═════ Record set ═════

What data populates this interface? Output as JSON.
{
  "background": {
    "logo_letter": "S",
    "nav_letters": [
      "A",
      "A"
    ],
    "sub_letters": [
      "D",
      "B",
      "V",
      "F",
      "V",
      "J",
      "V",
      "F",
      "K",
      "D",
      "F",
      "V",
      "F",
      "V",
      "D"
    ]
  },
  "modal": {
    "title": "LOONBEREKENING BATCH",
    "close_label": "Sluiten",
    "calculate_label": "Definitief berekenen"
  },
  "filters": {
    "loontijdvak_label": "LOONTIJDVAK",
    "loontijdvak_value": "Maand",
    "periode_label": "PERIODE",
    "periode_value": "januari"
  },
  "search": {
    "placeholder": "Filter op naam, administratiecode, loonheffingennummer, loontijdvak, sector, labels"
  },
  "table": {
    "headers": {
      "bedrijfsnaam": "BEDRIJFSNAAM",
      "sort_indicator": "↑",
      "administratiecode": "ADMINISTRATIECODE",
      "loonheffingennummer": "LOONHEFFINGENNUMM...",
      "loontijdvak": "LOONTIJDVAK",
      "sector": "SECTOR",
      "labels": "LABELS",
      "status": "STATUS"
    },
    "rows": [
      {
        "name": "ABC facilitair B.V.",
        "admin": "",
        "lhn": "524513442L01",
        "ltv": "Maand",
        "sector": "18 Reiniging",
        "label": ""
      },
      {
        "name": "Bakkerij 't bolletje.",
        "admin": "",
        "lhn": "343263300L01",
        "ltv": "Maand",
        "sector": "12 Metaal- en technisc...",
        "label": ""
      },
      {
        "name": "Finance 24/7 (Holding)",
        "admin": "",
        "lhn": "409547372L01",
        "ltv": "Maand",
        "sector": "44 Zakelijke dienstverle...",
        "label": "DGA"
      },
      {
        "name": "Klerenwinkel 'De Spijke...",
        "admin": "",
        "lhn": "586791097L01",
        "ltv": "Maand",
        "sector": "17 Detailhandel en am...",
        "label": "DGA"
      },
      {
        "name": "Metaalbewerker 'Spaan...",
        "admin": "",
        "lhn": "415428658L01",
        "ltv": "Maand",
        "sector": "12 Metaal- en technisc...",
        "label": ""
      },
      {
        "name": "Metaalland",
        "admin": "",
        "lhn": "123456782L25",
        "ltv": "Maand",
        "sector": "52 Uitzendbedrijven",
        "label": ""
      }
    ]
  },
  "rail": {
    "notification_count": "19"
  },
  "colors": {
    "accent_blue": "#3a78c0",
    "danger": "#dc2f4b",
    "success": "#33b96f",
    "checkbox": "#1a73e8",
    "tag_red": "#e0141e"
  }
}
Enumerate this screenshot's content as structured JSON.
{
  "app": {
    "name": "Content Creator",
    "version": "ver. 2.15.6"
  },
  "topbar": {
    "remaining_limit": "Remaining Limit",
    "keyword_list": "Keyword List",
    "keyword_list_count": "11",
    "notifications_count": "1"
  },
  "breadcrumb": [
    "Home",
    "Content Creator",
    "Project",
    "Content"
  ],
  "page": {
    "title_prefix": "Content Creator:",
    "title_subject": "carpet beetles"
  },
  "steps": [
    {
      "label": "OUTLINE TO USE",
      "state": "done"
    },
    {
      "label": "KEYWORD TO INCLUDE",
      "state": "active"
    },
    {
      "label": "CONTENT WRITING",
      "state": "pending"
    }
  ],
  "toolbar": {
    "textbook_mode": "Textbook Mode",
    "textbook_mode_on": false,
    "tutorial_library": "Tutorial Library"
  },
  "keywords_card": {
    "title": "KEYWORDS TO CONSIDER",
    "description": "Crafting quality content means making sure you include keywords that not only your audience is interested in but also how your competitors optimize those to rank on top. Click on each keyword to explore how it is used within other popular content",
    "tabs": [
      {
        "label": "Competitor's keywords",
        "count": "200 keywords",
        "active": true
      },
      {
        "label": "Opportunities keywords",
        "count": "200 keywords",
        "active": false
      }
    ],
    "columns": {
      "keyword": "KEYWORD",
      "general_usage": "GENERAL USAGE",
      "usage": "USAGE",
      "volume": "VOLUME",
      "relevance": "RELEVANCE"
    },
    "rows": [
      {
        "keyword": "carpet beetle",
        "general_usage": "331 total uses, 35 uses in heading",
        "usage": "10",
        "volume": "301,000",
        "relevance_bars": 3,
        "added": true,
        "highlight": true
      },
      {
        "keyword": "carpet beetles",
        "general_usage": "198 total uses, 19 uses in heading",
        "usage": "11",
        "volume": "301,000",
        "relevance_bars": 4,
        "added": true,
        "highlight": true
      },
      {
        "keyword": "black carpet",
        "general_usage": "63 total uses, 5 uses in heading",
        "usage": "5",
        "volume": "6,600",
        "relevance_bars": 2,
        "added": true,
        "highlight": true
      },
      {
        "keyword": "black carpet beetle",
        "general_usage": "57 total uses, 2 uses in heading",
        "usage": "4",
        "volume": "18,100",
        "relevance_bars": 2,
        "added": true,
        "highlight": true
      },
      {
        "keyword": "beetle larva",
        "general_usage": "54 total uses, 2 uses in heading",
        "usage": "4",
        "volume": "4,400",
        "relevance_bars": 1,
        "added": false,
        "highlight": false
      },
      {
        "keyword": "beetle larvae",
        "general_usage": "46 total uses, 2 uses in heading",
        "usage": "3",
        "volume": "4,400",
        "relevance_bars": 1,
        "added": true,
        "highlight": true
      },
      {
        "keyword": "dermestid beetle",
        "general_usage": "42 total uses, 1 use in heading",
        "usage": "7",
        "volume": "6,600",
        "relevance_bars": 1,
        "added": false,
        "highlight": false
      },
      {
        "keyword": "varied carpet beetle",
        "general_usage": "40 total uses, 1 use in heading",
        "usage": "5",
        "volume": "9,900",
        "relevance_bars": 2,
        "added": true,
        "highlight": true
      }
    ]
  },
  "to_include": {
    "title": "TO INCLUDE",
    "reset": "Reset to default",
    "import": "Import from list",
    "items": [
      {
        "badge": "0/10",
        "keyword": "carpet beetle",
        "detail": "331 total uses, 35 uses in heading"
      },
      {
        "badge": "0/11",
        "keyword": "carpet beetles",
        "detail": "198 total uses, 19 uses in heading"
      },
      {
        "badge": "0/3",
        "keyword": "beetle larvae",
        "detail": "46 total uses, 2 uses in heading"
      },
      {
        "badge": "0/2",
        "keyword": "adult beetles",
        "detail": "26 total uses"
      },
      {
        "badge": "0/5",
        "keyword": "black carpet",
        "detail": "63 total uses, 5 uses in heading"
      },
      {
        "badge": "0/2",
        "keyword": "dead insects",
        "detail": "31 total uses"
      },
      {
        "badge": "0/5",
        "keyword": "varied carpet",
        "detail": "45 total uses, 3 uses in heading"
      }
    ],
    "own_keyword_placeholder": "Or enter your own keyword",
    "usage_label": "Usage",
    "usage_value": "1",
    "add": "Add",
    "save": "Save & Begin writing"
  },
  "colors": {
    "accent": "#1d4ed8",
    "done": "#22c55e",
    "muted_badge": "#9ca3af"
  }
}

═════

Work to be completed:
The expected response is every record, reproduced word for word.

Task answer:
What data populates this interface? Output as JSON.
{
  "background": {
    "logo_letter": "S",
    "nav_letters": [
      "A",
      "A"
    ],
    "sub_letters": [
      "D",
      "B",
      "V",
      "F",
      "V",
      "J",
      "V",
      "F",
      "K",
      "D",
      "F",
      "V",
      "F",
      "V",
      "D"
    ]
  },
  "modal": {
    "title": "LOONBEREKENING BATCH",
    "close_label": "Sluiten",
    "calculate_label": "Definitief berekenen"
  },
  "filters": {
    "loontijdvak_label": "LOONTIJDVAK",
    "loontijdvak_value": "Maand",
    "periode_label": "PERIODE",
    "periode_value": "januari"
  },
  "search": {
    "placeholder": "Filter op naam, administratiecode, loonheffingennummer, loontijdvak, sector, labels"
  },
  "table": {
    "headers": {
      "bedrijfsnaam": "BEDRIJFSNAAM",
      "sort_indicator": "↑",
      "administratiecode": "ADMINISTRATIECODE",
      "loonheffingennummer": "LOONHEFFINGENNUMM...",
      "loontijdvak": "LOONTIJDVAK",
      "sector": "SECTOR",
      "labels": "LABELS",
      "status": "STATUS"
    },
    "rows": [
      {
        "name": "ABC facilitair B.V.",
        "admin": "",
        "lhn": "524513442L01",
        "ltv": "Maand",
        "sector": "18 Reiniging",
        "label": ""
      },
      {
        "name": "Bakkerij 't bolletje.",
        "admin": "",
        "lhn": "343263300L01",
        "ltv": "Maand",
        "sector": "12 Metaal- en technisc...",
        "label": ""
      },
      {
        "name": "Finance 24/7 (Holding)",
        "admin": "",
        "lhn": "409547372L01",
        "ltv": "Maand",
        "sector": "44 Zakelijke dienstverle...",
        "label": "DGA"
      },
      {
        "name": "Klerenwinkel 'De Spijke...",
        "admin": "",
        "lhn": "586791097L01",
        "ltv": "Maand",
        "sector": "17 Detailhandel en am...",
        "label": "DGA"
      },
      {
        "name": "Metaalbewerker 'Spaan...",
        "admin": "",
        "lhn": "415428658L01",
        "ltv": "Maand",
        "sector": "12 Metaal- en technisc...",
        "label": ""
      },
      {
        "name": "Metaalland",
        "admin": "",
        "lhn": "123456782L25",
        "ltv": "Maand",
        "sector": "52 Uitzendbedrijven",
        "label": ""
      }
    ]
  },
  "rail": {
    "notification_count": "19"
  },
  "colors": {
    "accent_blue": "#3a78c0",
    "danger": "#dc2f4b",
    "success": "#33b96f",
    "checkbox": "#1a73e8",
    "tag_red": "#e0141e"
  }
}
Enumerate this screenshot's content as structured JSON.
{
  "app": {
    "name": "Content Creator",
    "version": "ver. 2.15.6"
  },
  "topbar": {
    "remaining_limit": "Remaining Limit",
    "keyword_list": "Keyword List",
    "keyword_list_count": "11",
    "notifications_count": "1"
  },
  "breadcrumb": [
    "Home",
    "Content Creator",
    "Project",
    "Content"
  ],
  "page": {
    "title_prefix": "Content Creator:",
    "title_subject": "carpet beetles"
  },
  "steps": [
    {
      "label": "OUTLINE TO USE",
      "state": "done"
    },
    {
      "label": "KEYWORD TO INCLUDE",
      "state": "active"
    },
    {
      "label": "CONTENT WRITING",
      "state": "pending"
    }
  ],
  "toolbar": {
    "textbook_mode": "Textbook Mode",
    "textbook_mode_on": false,
    "tutorial_library": "Tutorial Library"
  },
  "keywords_card": {
    "title": "KEYWORDS TO CONSIDER",
    "description": "Crafting quality content means making sure you include keywords that not only your audience is interested in but also how your competitors optimize those to rank on top. Click on each keyword to explore how it is used within other popular content",
    "tabs": [
      {
        "label": "Competitor's keywords",
        "count": "200 keywords",
        "active": true
      },
      {
        "label": "Opportunities keywords",
        "count": "200 keywords",
        "active": false
      }
    ],
    "columns": {
      "keyword": "KEYWORD",
      "general_usage": "GENERAL USAGE",
      "usage": "USAGE",
      "volume": "VOLUME",
      "relevance": "RELEVANCE"
    },
    "rows": [
      {
        "keyword": "carpet beetle",
        "general_usage": "331 total uses, 35 uses in heading",
        "usage": "10",
        "volume": "301,000",
        "relevance_bars": 3,
        "added": true,
        "highlight": true
      },
      {
        "keyword": "carpet beetles",
        "general_usage": "198 total uses, 19 uses in heading",
        "usage": "11",
        "volume": "301,000",
        "relevance_bars": 4,
        "added": true,
        "highlight": true
      },
      {
        "keyword": "black carpet",
        "general_usage": "63 total uses, 5 uses in heading",
        "usage": "5",
        "volume": "6,600",
        "relevance_bars": 2,
        "added": true,
        "highlight": true
      },
      {
        "keyword": "black carpet beetle",
        "general_usage": "57 total uses, 2 uses in heading",
        "usage": "4",
        "volume": "18,100",
        "relevance_bars": 2,
        "added": true,
        "highlight": true
      },
      {
        "keyword": "beetle larva",
        "general_usage": "54 total uses, 2 uses in heading",
        "usage": "4",
        "volume": "4,400",
        "relevance_bars": 1,
        "added": false,
        "highlight": false
      },
      {
        "keyword": "beetle larvae",
        "general_usage": "46 total uses, 2 uses in heading",
        "usage": "3",
        "volume": "4,400",
        "relevance_bars": 1,
        "added": true,
        "highlight": true
      },
      {
        "keyword": "dermestid beetle",
        "general_usage": "42 total uses, 1 use in heading",
        "usage": "7",
        "volume": "6,600",
        "relevance_bars": 1,
        "added": false,
        "highlight": false
      },
      {
        "keyword": "varied carpet beetle",
        "general_usage": "40 total uses, 1 use in heading",
        "usage": "5",
        "volume": "9,900",
        "relevance_bars": 2,
        "added": true,
        "highlight": true
      }
    ]
  },
  "to_include": {
    "title": "TO INCLUDE",
    "reset": "Reset to default",
    "import": "Import from list",
    "items": [
      {
        "badge": "0/10",
        "keyword": "carpet beetle",
        "detail": "331 total uses, 35 uses in heading"
      },
      {
        "badge": "0/11",
        "keyword": "carpet beetles",
        "detail": "198 total uses, 19 uses in heading"
      },
      {
        "badge": "0/3",
        "keyword": "beetle larvae",
        "detail": "46 total uses, 2 uses in heading"
      },
      {
        "badge": "0/2",
        "keyword": "adult beetles",
        "detail": "26 total uses"
      },
      {
        "badge": "0/5",
        "keyword": "black carpet",
        "detail": "63 total uses, 5 uses in heading"
      },
      {
        "badge": "0/2",
        "keyword": "dead insects",
        "detail": "31 total uses"
      },
      {
        "badge": "0/5",
        "keyword": "varied carpet",
        "detail": "45 total uses, 3 uses in heading"
      }
    ],
    "own_keyword_placeholder": "Or enter your own keyword",
    "usage_label": "Usage",
    "usage_value": "1",
    "add": "Add",
    "save": "Save & Begin writing"
  },
  "colors": {
    "accent": "#1d4ed8",
    "done": "#22c55e",
    "muted_badge": "#9ca3af"
  }
}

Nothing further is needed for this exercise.